CBS was in TV as early as 1931 when it began regularly scheduled TV programming over experimental station W2XAB in New York City. In 1941, CBS began weekly broadcasts of black-and-white TV programming over WCBS-TV in New York. By 1948, it had 30 affiliated stations. In 1951, CBS broadcast the first live coast-to-coast TV transmission between New York and San Francisco. The year 1951 also marked the birth of the CBS Eye logo, designed by William Golden. It would stand the test of time and become one of the most famous logos in the world.

In 1952 CBS opened Television City in Hollywood — the industry's first self-contained TV production facility. “Playhouse 90” made its debut in 1956, but the big event of the decade was the 1951 debut of “I Love Lucy,” a series regarded as the progenitor of the situation comedy. In the field of soap operas, CBS was both leader and winner, virtually monopolizing that market from 1951 to 1956. In 1951, it introduced “Search for Tomorrow,” which was to become the longest-running show in that genre.

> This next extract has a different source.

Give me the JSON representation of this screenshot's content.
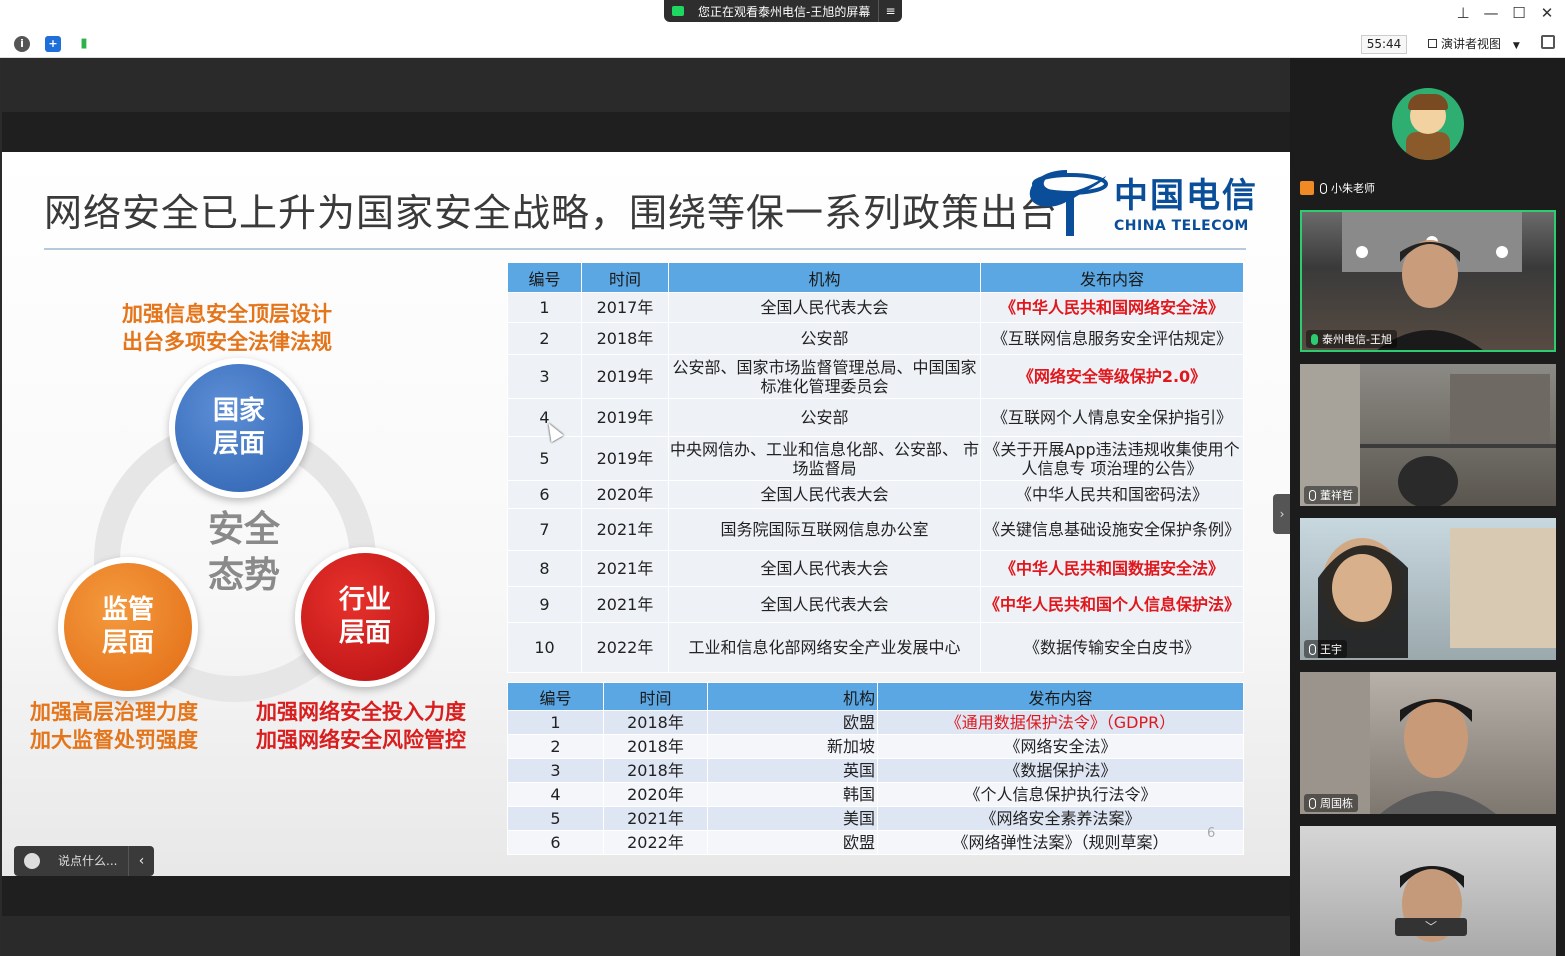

This

was followed by “Love of Life” (1951) and “The Gui [continued]